=== Dataset records ===
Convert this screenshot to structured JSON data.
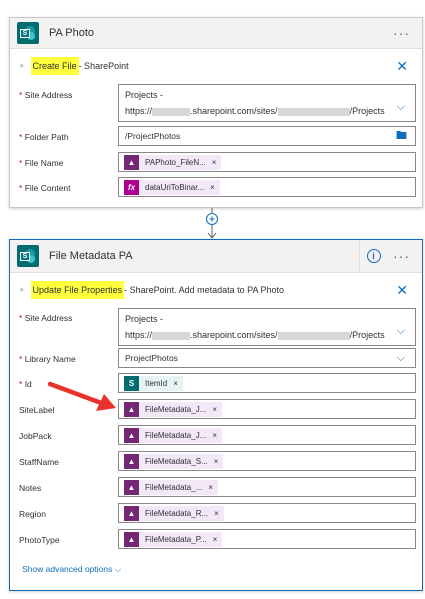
{
  "card1": {
    "title": "PA Photo",
    "more": "···",
    "action_highlight": "Create File",
    "action_rest": " - SharePoint",
    "fields": [
      {
        "label": "Site Address",
        "line1": "Projects -",
        "line2_prefix": "https://",
        "line2_mid": ".sharepoint.com/sites/",
        "line2_suffix": "/Projects"
      },
      {
        "label": "Folder Path",
        "value": "/ProjectPhotos"
      },
      {
        "label": "File Name",
        "token": "PAPhoto_FileN...",
        "token_icon": "dataverse-icon"
      },
      {
        "label": "File Content",
        "token": "dataUriToBinar...",
        "token_icon": "fx-icon"
      }
    ]
  },
  "card2": {
    "title": "File Metadata PA",
    "more": "···",
    "info": "i",
    "action_highlight": "Update File Properties",
    "action_rest": " - SharePoint. Add metadata to PA Photo",
    "fields": [
      {
        "label": "Site Address",
        "line1": "Projects -",
        "line2_prefix": "https://",
        "line2_mid": ".sharepoint.com/sites/",
        "line2_suffix": "/Projects"
      },
      {
        "label": "Library Name",
        "value": "ProjectPhotos"
      },
      {
        "label": "Id",
        "token": "ItemId"
      },
      {
        "label": "SiteLabel",
        "token": "FileMetadata_J..."
      },
      {
        "label": "JobPack",
        "token": "FileMetadata_J..."
      },
      {
        "label": "StaffName",
        "token": "FileMetadata_S..."
      },
      {
        "label": "Notes",
        "token": "FileMetadata_..."
      },
      {
        "label": "Region",
        "token": "FileMetadata_R..."
      },
      {
        "label": "PhotoType",
        "token": "FileMetadata_P..."
      }
    ],
    "advanced": "Show advanced options"
  },
  "symbols": {
    "required": "*",
    "remove": "×",
    "close": "✕",
    "chevron": "⌵",
    "fx": "fx",
    "sp_letter": "S"
  },
  "colors": {
    "accent": "#0f6cbd",
    "highlight": "#ffff3d",
    "annotation_arrow": "#e8322b",
    "sharepoint": "#036c70",
    "dataverse": "#742774"
  }
}
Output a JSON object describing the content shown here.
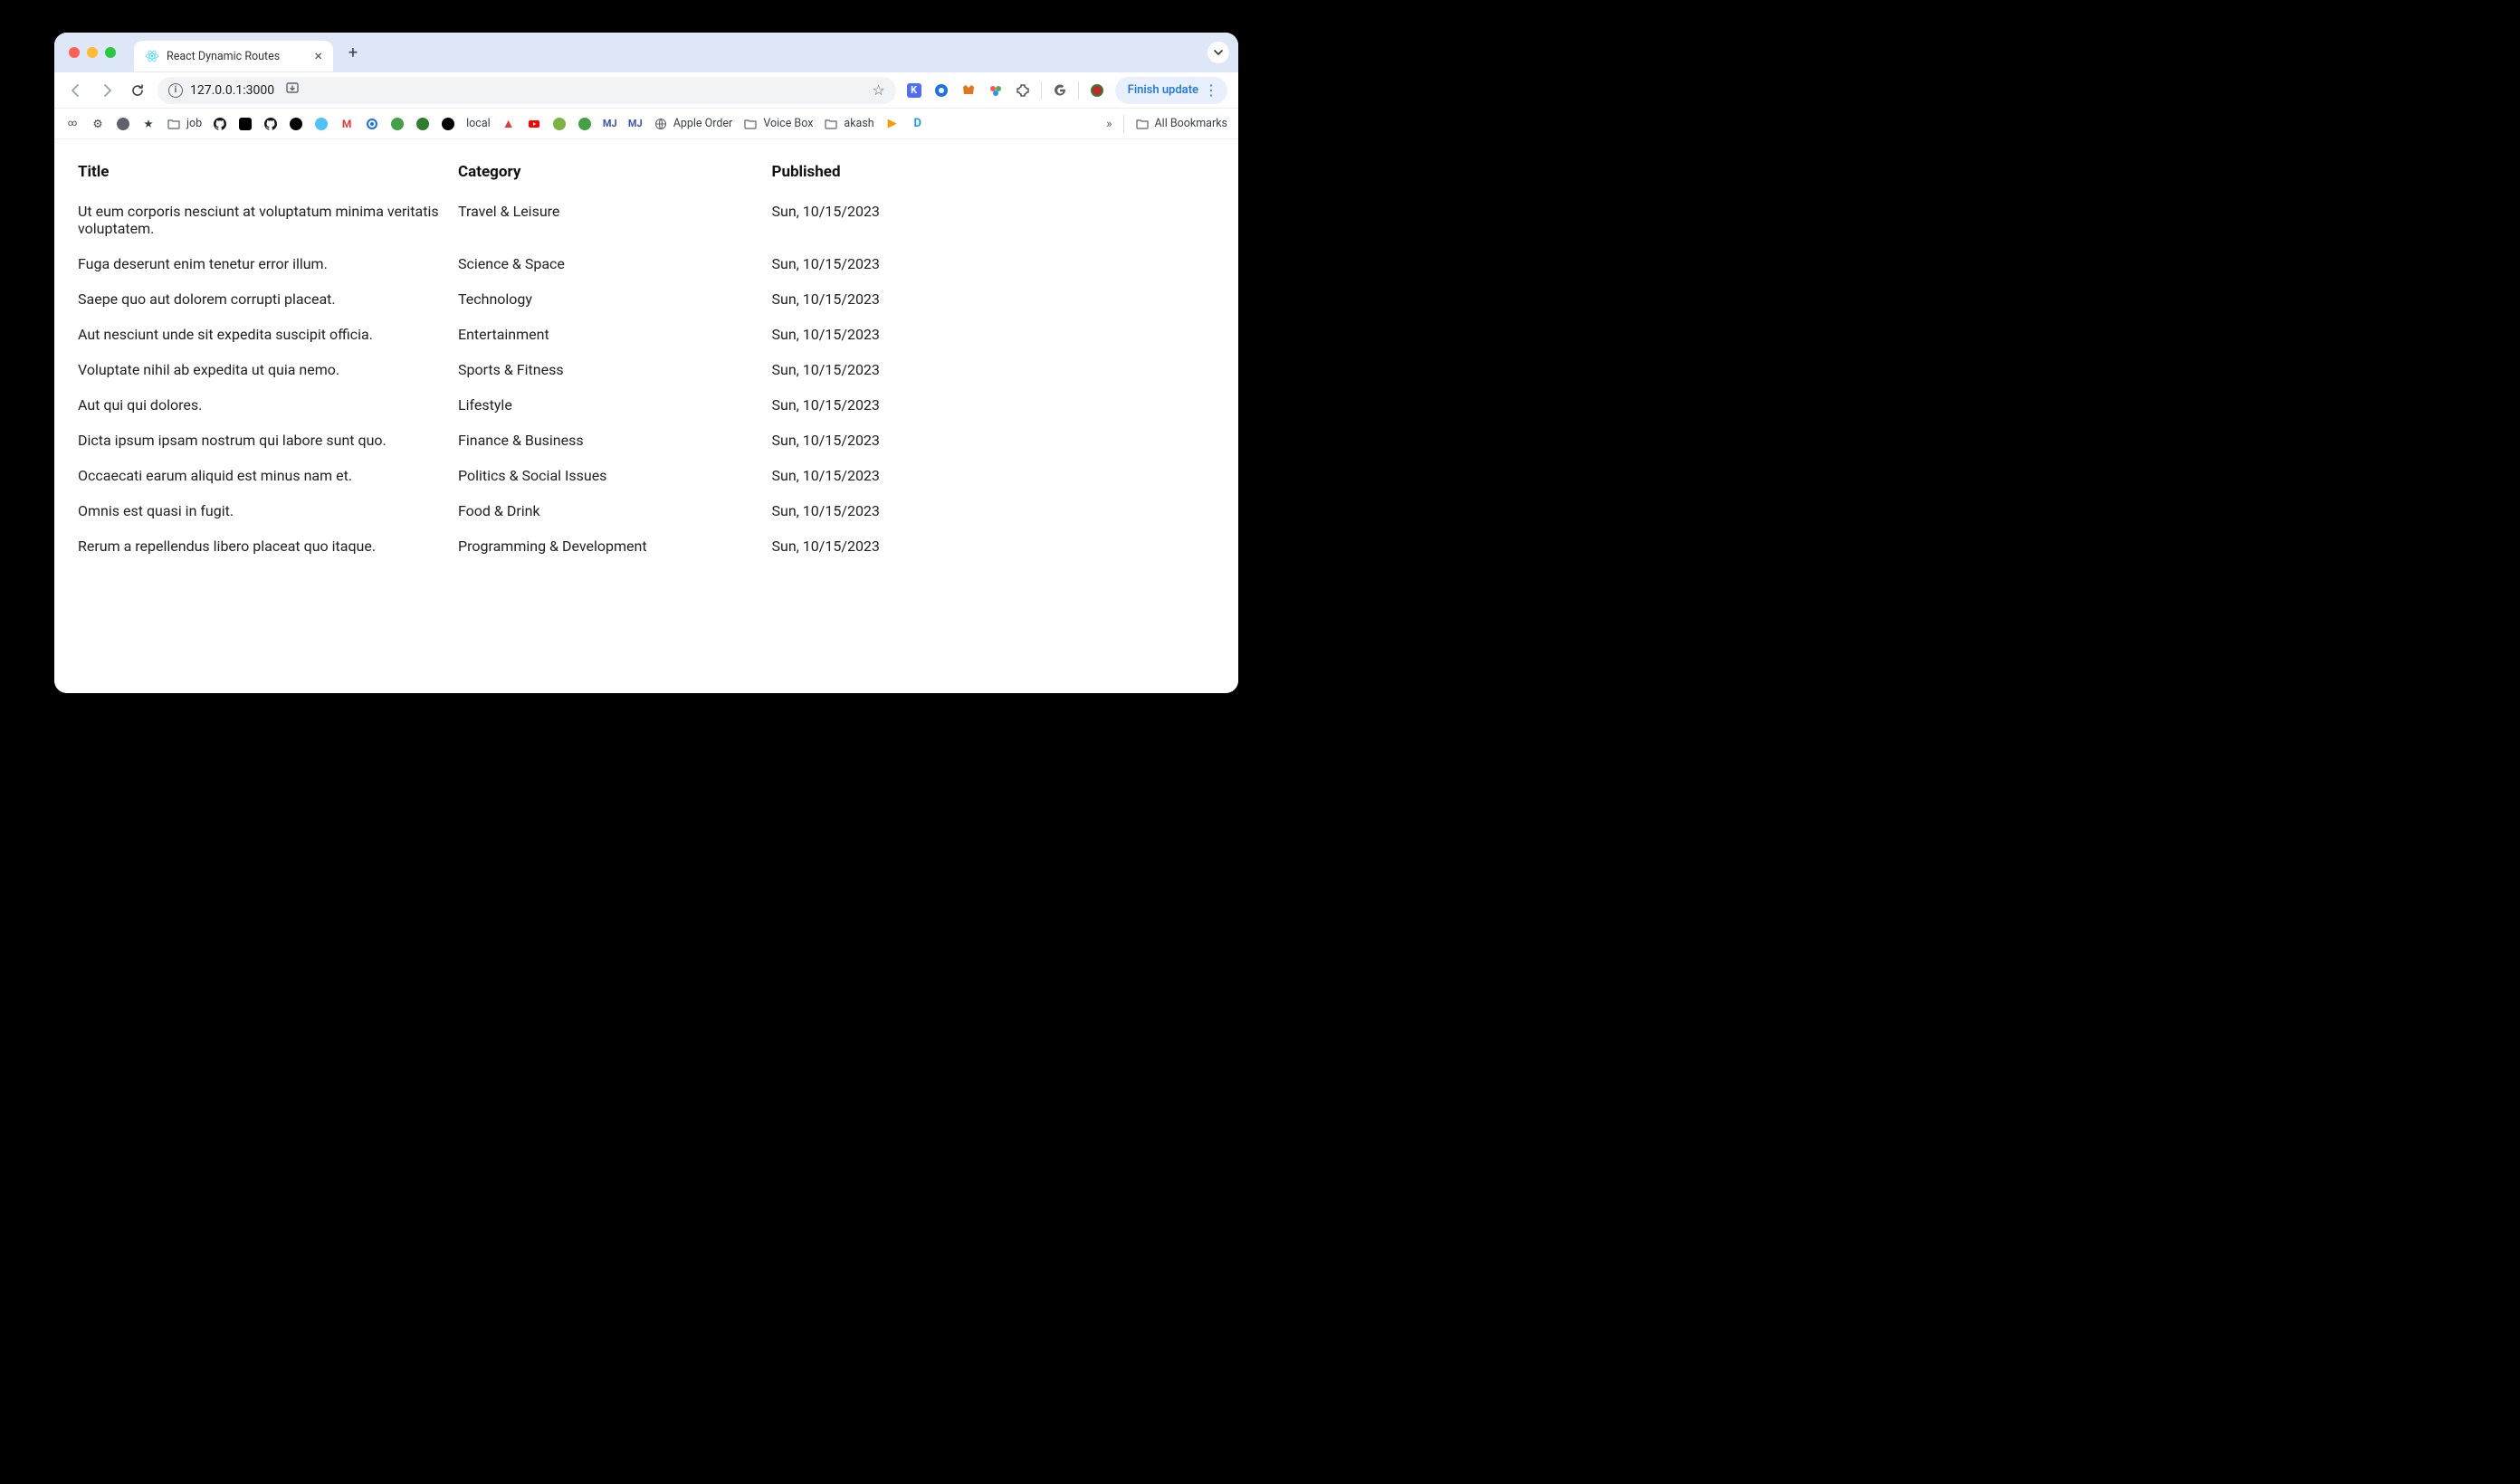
{
  "browser": {
    "tab_title": "React Dynamic Routes",
    "url": "127.0.0.1:3000",
    "finish_update_label": "Finish update"
  },
  "bookmarks": {
    "items": [
      {
        "label": "job"
      },
      {
        "label": "local"
      },
      {
        "label": "Apple Order"
      },
      {
        "label": "Voice Box"
      },
      {
        "label": "akash"
      }
    ],
    "all_label": "All Bookmarks"
  },
  "table": {
    "headers": {
      "title": "Title",
      "category": "Category",
      "published": "Published"
    },
    "rows": [
      {
        "title": "Ut eum corporis nesciunt at voluptatum minima veritatis voluptatem.",
        "category": "Travel & Leisure",
        "published": "Sun, 10/15/2023"
      },
      {
        "title": "Fuga deserunt enim tenetur error illum.",
        "category": "Science & Space",
        "published": "Sun, 10/15/2023"
      },
      {
        "title": "Saepe quo aut dolorem corrupti placeat.",
        "category": "Technology",
        "published": "Sun, 10/15/2023"
      },
      {
        "title": "Aut nesciunt unde sit expedita suscipit officia.",
        "category": "Entertainment",
        "published": "Sun, 10/15/2023"
      },
      {
        "title": "Voluptate nihil ab expedita ut quia nemo.",
        "category": "Sports & Fitness",
        "published": "Sun, 10/15/2023"
      },
      {
        "title": "Aut qui qui dolores.",
        "category": "Lifestyle",
        "published": "Sun, 10/15/2023"
      },
      {
        "title": "Dicta ipsum ipsam nostrum qui labore sunt quo.",
        "category": "Finance & Business",
        "published": "Sun, 10/15/2023"
      },
      {
        "title": "Occaecati earum aliquid est minus nam et.",
        "category": "Politics & Social Issues",
        "published": "Sun, 10/15/2023"
      },
      {
        "title": "Omnis est quasi in fugit.",
        "category": "Food & Drink",
        "published": "Sun, 10/15/2023"
      },
      {
        "title": "Rerum a repellendus libero placeat quo itaque.",
        "category": "Programming & Development",
        "published": "Sun, 10/15/2023"
      }
    ]
  }
}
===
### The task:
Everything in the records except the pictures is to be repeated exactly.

### Result of this exercise:
Convert this screenshot to structured JSON data.
{
  "card1": {
    "title": "PA Photo",
    "more": "···",
    "action_highlight": "Create File",
    "action_rest": " - SharePoint",
    "fields": [
      {
        "label": "Site Address",
        "line1": "Projects -",
        "line2_prefix": "https://",
        "line2_mid": ".sharepoint.com/sites/",
        "line2_suffix": "/Projects"
      },
      {
        "label": "Folder Path",
        "value": "/ProjectPhotos"
      },
      {
        "label": "File Name",
        "token": "PAPhoto_FileN...",
        "token_icon": "dataverse-icon"
      },
      {
        "label": "File Content",
        "token": "dataUriToBinar...",
        "token_icon": "fx-icon"
      }
    ]
  },
  "card2": {
    "title": "File Metadata PA",
    "more": "···",
    "info": "i",
    "action_highlight": "Update File Properties",
    "action_rest": " - SharePoint. Add metadata to PA Photo",
    "fields": [
      {
        "label": "Site Address",
        "line1": "Projects -",
        "line2_prefix": "https://",
        "line2_mid": ".sharepoint.com/sites/",
        "line2_suffix": "/Projects"
      },
      {
        "label": "Library Name",
        "value": "ProjectPhotos"
      },
      {
        "label": "Id",
        "token": "ItemId"
      },
      {
        "label": "SiteLabel",
        "token": "FileMetadata_J..."
      },
      {
        "label": "JobPack",
        "token": "FileMetadata_J..."
      },
      {
        "label": "StaffName",
        "token": "FileMetadata_S..."
      },
      {
        "label": "Notes",
        "token": "FileMetadata_..."
      },
      {
        "label": "Region",
        "token": "FileMetadata_R..."
      },
      {
        "label": "PhotoType",
        "token": "FileMetadata_P..."
      }
    ],
    "advanced": "Show advanced options"
  },
  "symbols": {
    "required": "*",
    "remove": "×",
    "close": "✕",
    "chevron": "⌵",
    "fx": "fx",
    "sp_letter": "S"
  },
  "colors": {
    "accent": "#0f6cbd",
    "highlight": "#ffff3d",
    "annotation_arrow": "#e8322b",
    "sharepoint": "#036c70",
    "dataverse": "#742774"
  }
}
Output a JSON object describing the content shown here.
{
  "browser": {
    "tab_title": "React Dynamic Routes",
    "url": "127.0.0.1:3000",
    "finish_update_label": "Finish update"
  },
  "bookmarks": {
    "items": [
      {
        "label": "job"
      },
      {
        "label": "local"
      },
      {
        "label": "Apple Order"
      },
      {
        "label": "Voice Box"
      },
      {
        "label": "akash"
      }
    ],
    "all_label": "All Bookmarks"
  },
  "table": {
    "headers": {
      "title": "Title",
      "category": "Category",
      "published": "Published"
    },
    "rows": [
      {
        "title": "Ut eum corporis nesciunt at voluptatum minima veritatis voluptatem.",
        "category": "Travel & Leisure",
        "published": "Sun, 10/15/2023"
      },
      {
        "title": "Fuga deserunt enim tenetur error illum.",
        "category": "Science & Space",
        "published": "Sun, 10/15/2023"
      },
      {
        "title": "Saepe quo aut dolorem corrupti placeat.",
        "category": "Technology",
        "published": "Sun, 10/15/2023"
      },
      {
        "title": "Aut nesciunt unde sit expedita suscipit officia.",
        "category": "Entertainment",
        "published": "Sun, 10/15/2023"
      },
      {
        "title": "Voluptate nihil ab expedita ut quia nemo.",
        "category": "Sports & Fitness",
        "published": "Sun, 10/15/2023"
      },
      {
        "title": "Aut qui qui dolores.",
        "category": "Lifestyle",
        "published": "Sun, 10/15/2023"
      },
      {
        "title": "Dicta ipsum ipsam nostrum qui labore sunt quo.",
        "category": "Finance & Business",
        "published": "Sun, 10/15/2023"
      },
      {
        "title": "Occaecati earum aliquid est minus nam et.",
        "category": "Politics & Social Issues",
        "published": "Sun, 10/15/2023"
      },
      {
        "title": "Omnis est quasi in fugit.",
        "category": "Food & Drink",
        "published": "Sun, 10/15/2023"
      },
      {
        "title": "Rerum a repellendus libero placeat quo itaque.",
        "category": "Programming & Development",
        "published": "Sun, 10/15/2023"
      }
    ]
  }
}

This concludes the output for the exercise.